Bake them according to the directions given with your sugar cookie recipe.  Use your favorite decorated cookie icing to finish these adorable cookies.

These can be stored, baked or unbaked, in your freezer for a considerable amount of time if well wrapped/bagged/packaged, making them an ideal gift to make if free time comes in small increments! 

Another idea, for those with limited time, use the cleaned mat to cut out thinly rolled fondant to place on the still hot cookies for a quick base.  When cool, use edible pens, air brush colors and brushes and icing to add details.  Don’t forget to add some edible glitter!

 I’ve yet to decorate mine.

Miniature Square Cakes Tutorial Part 2

Miniature Square Cakes Part 1

It took a bit longer than expected but, I managed to get the first tutorial done for the mini squares. I’ll work on the remaining part(s) today. They should all be up (however many they wind up being) by the end of this week.

Miniature Tiered Cakes -More Tutorials

All the tiers are complete with 3 coats of buttercream and this next set will be covered in rolled fondant.

Using tiers that have had 3 coats of buttercream applied, these tiers will be given a poured fondant application.

Please, remember that tiers should not be frozen…cool is okay, just not frozen…when applying poured fondant.

Video tutorials in the works!

The first video tutorials, from me, will be on miniature cakes.  You’ll be able to see various techniques I use in making them.
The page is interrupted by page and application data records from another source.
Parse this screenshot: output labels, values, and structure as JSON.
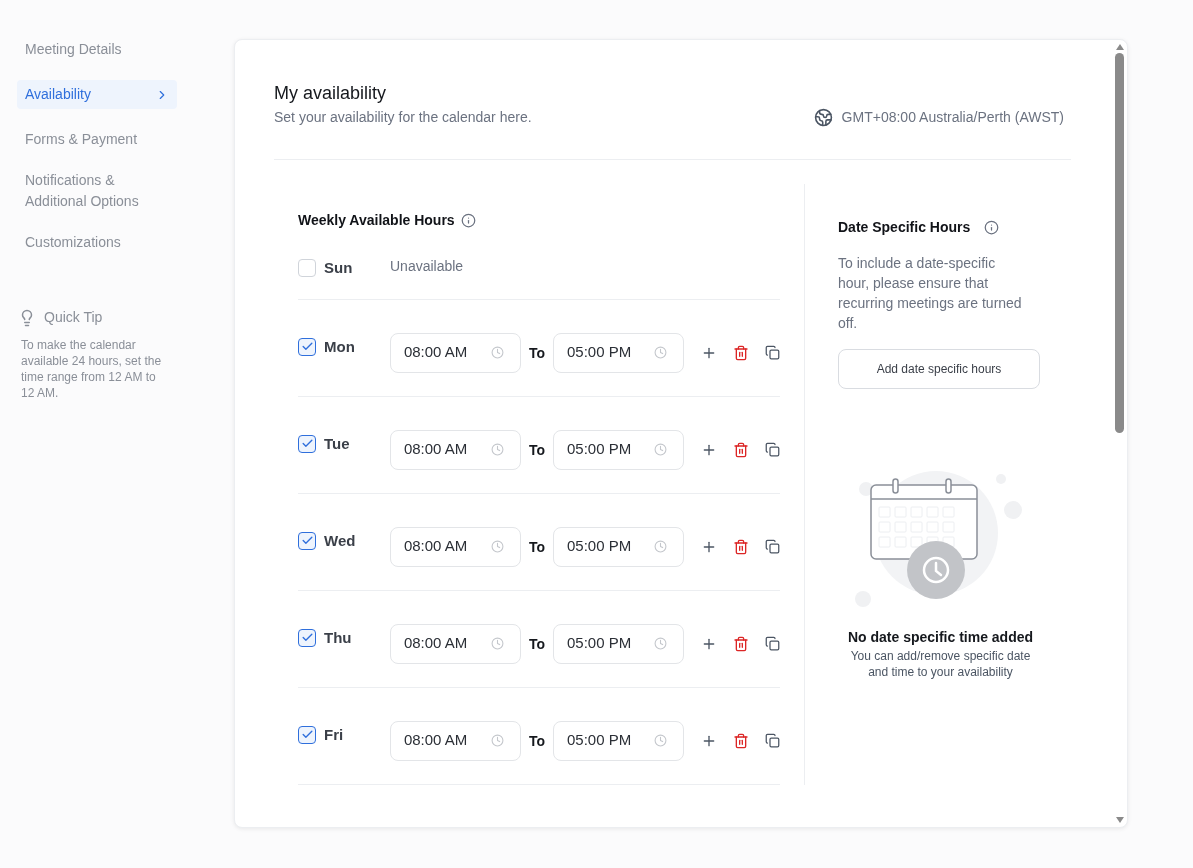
{
  "sidebar": {
    "items": [
      {
        "label": "Meeting Details",
        "selected": false
      },
      {
        "label": "Availability",
        "selected": true
      },
      {
        "label": "Forms & Payment",
        "selected": false
      },
      {
        "label": "Notifications & Additional Options",
        "selected": false
      },
      {
        "label": "Customizations",
        "selected": false
      }
    ],
    "tip": {
      "title": "Quick Tip",
      "text": "To make the calendar available 24 hours, set the time range from 12 AM to 12 AM."
    }
  },
  "header": {
    "title": "My availability",
    "subtitle": "Set your availability for the calendar here.",
    "timezone": "GMT+08:00 Australia/Perth (AWST)"
  },
  "weekly": {
    "title": "Weekly Available Hours",
    "days": [
      {
        "day": "Sun",
        "checked": false,
        "unavailable_label": "Unavailable"
      },
      {
        "day": "Mon",
        "checked": true,
        "start": "08:00 AM",
        "to_label": "To",
        "end": "05:00 PM"
      },
      {
        "day": "Tue",
        "checked": true,
        "start": "08:00 AM",
        "to_label": "To",
        "end": "05:00 PM"
      },
      {
        "day": "Wed",
        "checked": true,
        "start": "08:00 AM",
        "to_label": "To",
        "end": "05:00 PM"
      },
      {
        "day": "Thu",
        "checked": true,
        "start": "08:00 AM",
        "to_label": "To",
        "end": "05:00 PM"
      },
      {
        "day": "Fri",
        "checked": true,
        "start": "08:00 AM",
        "to_label": "To",
        "end": "05:00 PM"
      }
    ]
  },
  "date_specific": {
    "title": "Date Specific Hours",
    "text": "To include a date-specific hour, please ensure that recurring meetings are turned off.",
    "button": "Add date specific hours",
    "empty_title": "No date specific time added",
    "empty_text": "You can add/remove specific date and time to your availability"
  }
}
If you have a suggestion for a future video tutorial on cake/cookie decorating or dessert making please chime in.